Moores made his contribution on November 2, just four days before the election, the better to avoid publicity.
During last fall's war over the fate of what used to be Qualcomm Stadium and surrounding acreage, an éminence grise from the city's scandal-ridden history hovered over the political battlefield.
Rancho Santa Fe's John Moores, who developed downtown's Padres ballpark and adjacent Alphaville-like condo towers courtesy of fat city subsidies, was nowhere to be seen.
But two retainers from his past, ex-city manager Jack McGrory and one-time Democratic state senator Steve Peace, were everywhere, publicly and privately promoting San Diego State University's takeover of the property.
Even after Moores made a personal contribution of $98,500 to Friends of SDSU, the McGrory-led political committee waging the ballot campaign for SDSU, Moores evaded notice by all but a few observers.
Moores made his contribution on November 2, just four days before the election, the better to avoid publicity. The donation was simultaneously matched by a contribution of the same amount from Kara M. Kratzer, wife of John Kratzer, CEO of Moores’s JMI Realty.

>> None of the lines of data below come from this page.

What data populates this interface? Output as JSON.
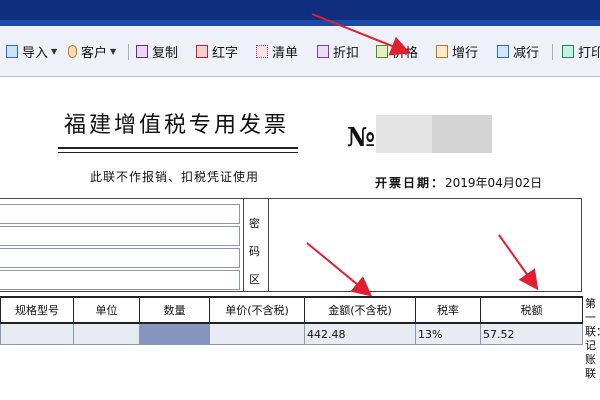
{
  "toolbar": {
    "items": [
      {
        "label": "导入",
        "icon": "import-icon",
        "has_dropdown": true
      },
      {
        "label": "客户",
        "icon": "customer-icon",
        "has_dropdown": true
      },
      {
        "label": "复制",
        "icon": "copy-icon",
        "has_dropdown": false
      },
      {
        "label": "红字",
        "icon": "red-invoice-icon",
        "has_dropdown": false
      },
      {
        "label": "清单",
        "icon": "list-icon",
        "has_dropdown": false
      },
      {
        "label": "折扣",
        "icon": "discount-icon",
        "has_dropdown": false
      },
      {
        "label": "价格",
        "icon": "price-icon",
        "has_dropdown": false
      },
      {
        "label": "增行",
        "icon": "add-row-icon",
        "has_dropdown": false
      },
      {
        "label": "减行",
        "icon": "delete-row-icon",
        "has_dropdown": false
      },
      {
        "label": "打印",
        "icon": "print-icon",
        "has_dropdown": false
      }
    ]
  },
  "invoice": {
    "title": "福建增值税专用发票",
    "number_prefix": "№",
    "subtitle": "此联不作报销、扣税凭证使用",
    "date_label": "开票日期：",
    "date_value": "2019年04月02日",
    "mima_chars": [
      "密",
      "码",
      "区"
    ],
    "copy_label": "第一联：记账联"
  },
  "items_table": {
    "columns": [
      "规格型号",
      "单位",
      "数量",
      "单价(不含税)",
      "金额(不含税)",
      "税率",
      "税额"
    ],
    "rows": [
      {
        "spec": "",
        "unit": "",
        "qty": "",
        "unit_price": "",
        "amount": "442.48",
        "tax_rate": "13%",
        "tax": "57.52"
      }
    ]
  },
  "colors": {
    "title_bar": "#0f2f7e",
    "annotation_arrow": "#e02030",
    "selected_cell": "#8595c0"
  }
}
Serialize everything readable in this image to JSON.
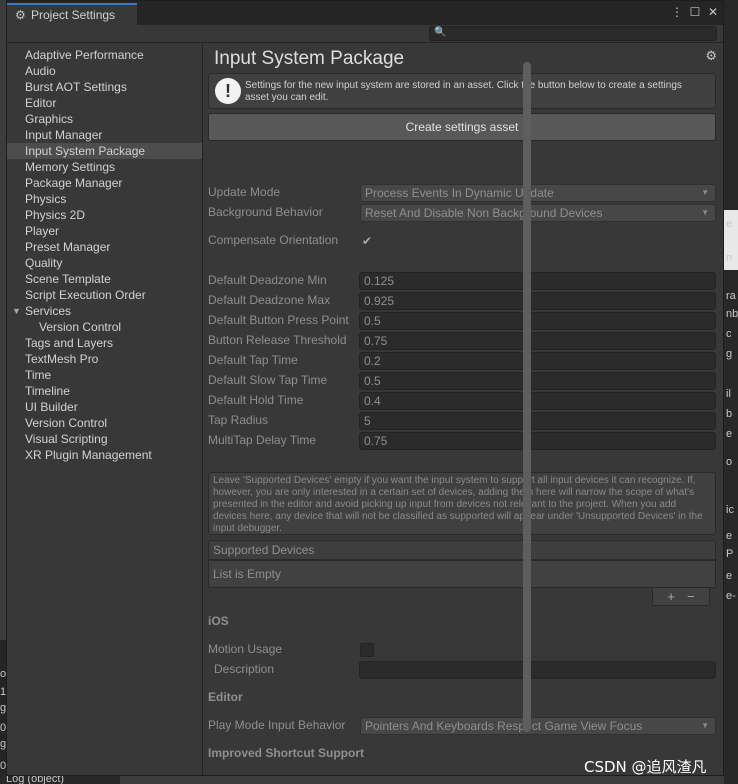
{
  "window": {
    "tab_title": "Project Settings",
    "controls": [
      "⋮",
      "☐",
      "✕"
    ]
  },
  "search": {
    "value": ""
  },
  "sidebar": {
    "items": [
      "Adaptive Performance",
      "Audio",
      "Burst AOT Settings",
      "Editor",
      "Graphics",
      "Input Manager",
      "Input System Package",
      "Memory Settings",
      "Package Manager",
      "Physics",
      "Physics 2D",
      "Player",
      "Preset Manager",
      "Quality",
      "Scene Template",
      "Script Execution Order",
      "Services",
      "Version Control",
      "Tags and Layers",
      "TextMesh Pro",
      "Time",
      "Timeline",
      "UI Builder",
      "Version Control",
      "Visual Scripting",
      "XR Plugin Management"
    ],
    "selected": "Input System Package"
  },
  "main": {
    "title": "Input System Package",
    "info": "Settings for the new input system are stored in an asset. Click the button below to create a settings asset you can edit.",
    "create_button": "Create settings asset",
    "update_mode": {
      "label": "Update Mode",
      "value": "Process Events In Dynamic Update"
    },
    "background_behavior": {
      "label": "Background Behavior",
      "value": "Reset And Disable Non Background Devices"
    },
    "compensate_orientation": {
      "label": "Compensate Orientation",
      "checked": true
    },
    "fields": [
      {
        "label": "Default Deadzone Min",
        "value": "0.125"
      },
      {
        "label": "Default Deadzone Max",
        "value": "0.925"
      },
      {
        "label": "Default Button Press Point",
        "value": "0.5"
      },
      {
        "label": "Button Release Threshold",
        "value": "0.75"
      },
      {
        "label": "Default Tap Time",
        "value": "0.2"
      },
      {
        "label": "Default Slow Tap Time",
        "value": "0.5"
      },
      {
        "label": "Default Hold Time",
        "value": "0.4"
      },
      {
        "label": "Tap Radius",
        "value": "5"
      },
      {
        "label": "MultiTap Delay Time",
        "value": "0.75"
      }
    ],
    "devices_help": "Leave 'Supported Devices' empty if you want the input system to support all input devices it can recognize. If, however, you are only interested in a certain set of devices, adding them here will narrow the scope of what's presented in the editor and avoid picking up input from devices not relevant to the project. When you add devices here, any device that will not be classified as supported will appear under 'Unsupported Devices' in the input debugger.",
    "supported_devices": {
      "header": "Supported Devices",
      "empty_text": "List is Empty",
      "add": "+",
      "remove": "−"
    },
    "ios": {
      "title": "iOS",
      "motion_usage_label": "Motion Usage",
      "description_label": "Description",
      "description_value": ""
    },
    "editor": {
      "title": "Editor",
      "play_mode_label": "Play Mode Input Behavior",
      "play_mode_value": "Pointers And Keyboards Respect Game View Focus"
    },
    "shortcut": {
      "title": "Improved Shortcut Support"
    }
  },
  "watermark": "CSDN @追风渣凡",
  "background_fragments": {
    "right": [
      "e",
      "n",
      "ra",
      "nb",
      "c",
      "g",
      "il",
      "b",
      "e",
      "o",
      "ic",
      "e",
      "P",
      "e",
      "e-"
    ],
    "left": [
      "or",
      "1",
      "g",
      "0",
      "g",
      "0"
    ],
    "bottom": "Log (object)"
  }
}
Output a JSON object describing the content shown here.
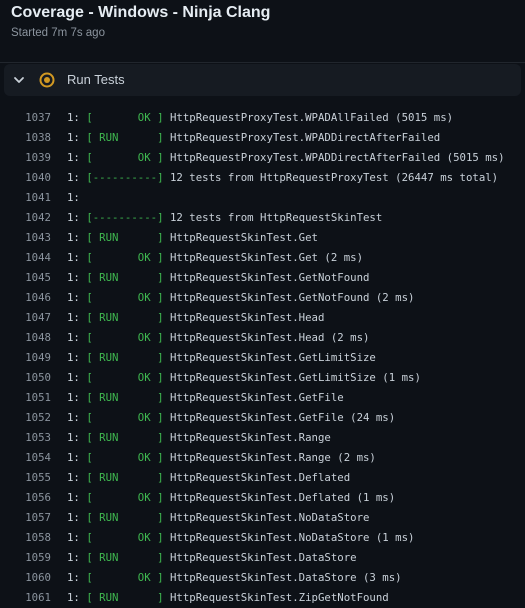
{
  "header": {
    "title": "Coverage - Windows - Ninja Clang",
    "subtitle": "Started 7m 7s ago"
  },
  "step": {
    "label": "Run Tests",
    "expanded_icon": "chevron-down-icon",
    "status_icon": "in-progress-icon",
    "status_color": "#d29922"
  },
  "colors": {
    "background": "#0d1117",
    "step_bar": "#161b22",
    "ok_green": "#3fb950",
    "line_number": "#8b949e"
  },
  "log": [
    {
      "num": "1037",
      "prefix": "1: ",
      "tag": "[       OK ]",
      "msg": " HttpRequestProxyTest.WPADAllFailed (5015 ms)"
    },
    {
      "num": "1038",
      "prefix": "1: ",
      "tag": "[ RUN      ]",
      "msg": " HttpRequestProxyTest.WPADDirectAfterFailed"
    },
    {
      "num": "1039",
      "prefix": "1: ",
      "tag": "[       OK ]",
      "msg": " HttpRequestProxyTest.WPADDirectAfterFailed (5015 ms)"
    },
    {
      "num": "1040",
      "prefix": "1: ",
      "tag": "[----------]",
      "msg": " 12 tests from HttpRequestProxyTest (26447 ms total)"
    },
    {
      "num": "1041",
      "prefix": "1:",
      "tag": "",
      "msg": ""
    },
    {
      "num": "1042",
      "prefix": "1: ",
      "tag": "[----------]",
      "msg": " 12 tests from HttpRequestSkinTest"
    },
    {
      "num": "1043",
      "prefix": "1: ",
      "tag": "[ RUN      ]",
      "msg": " HttpRequestSkinTest.Get"
    },
    {
      "num": "1044",
      "prefix": "1: ",
      "tag": "[       OK ]",
      "msg": " HttpRequestSkinTest.Get (2 ms)"
    },
    {
      "num": "1045",
      "prefix": "1: ",
      "tag": "[ RUN      ]",
      "msg": " HttpRequestSkinTest.GetNotFound"
    },
    {
      "num": "1046",
      "prefix": "1: ",
      "tag": "[       OK ]",
      "msg": " HttpRequestSkinTest.GetNotFound (2 ms)"
    },
    {
      "num": "1047",
      "prefix": "1: ",
      "tag": "[ RUN      ]",
      "msg": " HttpRequestSkinTest.Head"
    },
    {
      "num": "1048",
      "prefix": "1: ",
      "tag": "[       OK ]",
      "msg": " HttpRequestSkinTest.Head (2 ms)"
    },
    {
      "num": "1049",
      "prefix": "1: ",
      "tag": "[ RUN      ]",
      "msg": " HttpRequestSkinTest.GetLimitSize"
    },
    {
      "num": "1050",
      "prefix": "1: ",
      "tag": "[       OK ]",
      "msg": " HttpRequestSkinTest.GetLimitSize (1 ms)"
    },
    {
      "num": "1051",
      "prefix": "1: ",
      "tag": "[ RUN      ]",
      "msg": " HttpRequestSkinTest.GetFile"
    },
    {
      "num": "1052",
      "prefix": "1: ",
      "tag": "[       OK ]",
      "msg": " HttpRequestSkinTest.GetFile (24 ms)"
    },
    {
      "num": "1053",
      "prefix": "1: ",
      "tag": "[ RUN      ]",
      "msg": " HttpRequestSkinTest.Range"
    },
    {
      "num": "1054",
      "prefix": "1: ",
      "tag": "[       OK ]",
      "msg": " HttpRequestSkinTest.Range (2 ms)"
    },
    {
      "num": "1055",
      "prefix": "1: ",
      "tag": "[ RUN      ]",
      "msg": " HttpRequestSkinTest.Deflated"
    },
    {
      "num": "1056",
      "prefix": "1: ",
      "tag": "[       OK ]",
      "msg": " HttpRequestSkinTest.Deflated (1 ms)"
    },
    {
      "num": "1057",
      "prefix": "1: ",
      "tag": "[ RUN      ]",
      "msg": " HttpRequestSkinTest.NoDataStore"
    },
    {
      "num": "1058",
      "prefix": "1: ",
      "tag": "[       OK ]",
      "msg": " HttpRequestSkinTest.NoDataStore (1 ms)"
    },
    {
      "num": "1059",
      "prefix": "1: ",
      "tag": "[ RUN      ]",
      "msg": " HttpRequestSkinTest.DataStore"
    },
    {
      "num": "1060",
      "prefix": "1: ",
      "tag": "[       OK ]",
      "msg": " HttpRequestSkinTest.DataStore (3 ms)"
    },
    {
      "num": "1061",
      "prefix": "1: ",
      "tag": "[ RUN      ]",
      "msg": " HttpRequestSkinTest.ZipGetNotFound"
    }
  ]
}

Only after the win was secured by McGrory’s committee and SDSU – which mounted a costly promotional campaign for itself during the days leading to the election – did Moores emerge from the shadows for a victory lap, courtesy of the Union-Tribune’s sports page.
"Now that San Diego city voters have agreed with Moores — and by a fat margin — by approving the 'SDSU West' measure on Nov. 6, one wonders if the unfolding events will involve Moores," wrote the Tom Krasovic in a November 16 column lacking mention of the substantial financial backing Moores and associates had provided the measure.
The answer came not from Moores himself, but from Peace. "John’s only interest is the academic and community opportunity for SDSU," the ex-legislator was quoted as saying.
“John Moores grew up poor, and he didn’t make his money until his kids were teenagers. Put himself through school. Put himself through law school. His affinity for San Diego State is rooted in the similarities between San Diego State and the University of Houston.”
Perhaps, but a recent filing by JMI Realty may cause skeptics to question the proposition that Moores isn’t in it for the money.
According to a lobbying disclosure filed January 30 by JMI, CEO Kratzer has been talking to San Diego mayor Kevin Faulconer about the "SDSU site plan." No further details are provided.
Among JMI Realty’s ties to the SDSU Mission Valley project has been a consulting contract with the university and an April 2016 dog-and-pony show promoting an early version of the deal.
“The JMI team (represented by President John Kratzer and Steve Peace), working in concert with Steve Black of Cisterra Development, another prominent San Diego developer (and SDSU alumni), will unveil their proposal to develop the Qualcomm Stadium site into a civic gem that all SDSU alumni and San Diego County residents will claim proudly," said the invitation.
“This event is organized and presented for the sole purpose of providing information and educating SDSU students, alumni, and the general public about an important real-estate matter facing the local community," an accompanying disclaimer noted. "The event does not imply any endorsement by San Diego State University."
JMI’s January influence-peddling disclosure shows the firm isn’t being paid by SDSU to lobby on the university’s behalf.
That role is being played by the downtown law firm of Sheppard Mullin, tasked by the trustees of the California University System with gaining “approval of agreement for the acquisition of the stadium site in Mission Valley from the City of San Diego,” per a January 23 disclosure filing. The firm’s compensation from CSU has yet to be revealed.
A longtime political player whose employees have contributed mightily to city candidates including Faulconer, Sheppard Mullin has deployed a team of lobbyist-lawyers to influence the terms of the contract being drafted between the city and SDSU.
According to insiders, the city risks surrendering millions of dollars in asset value associated with the Mission Valley property if Sheppard Mullin succeeds too well in its mission.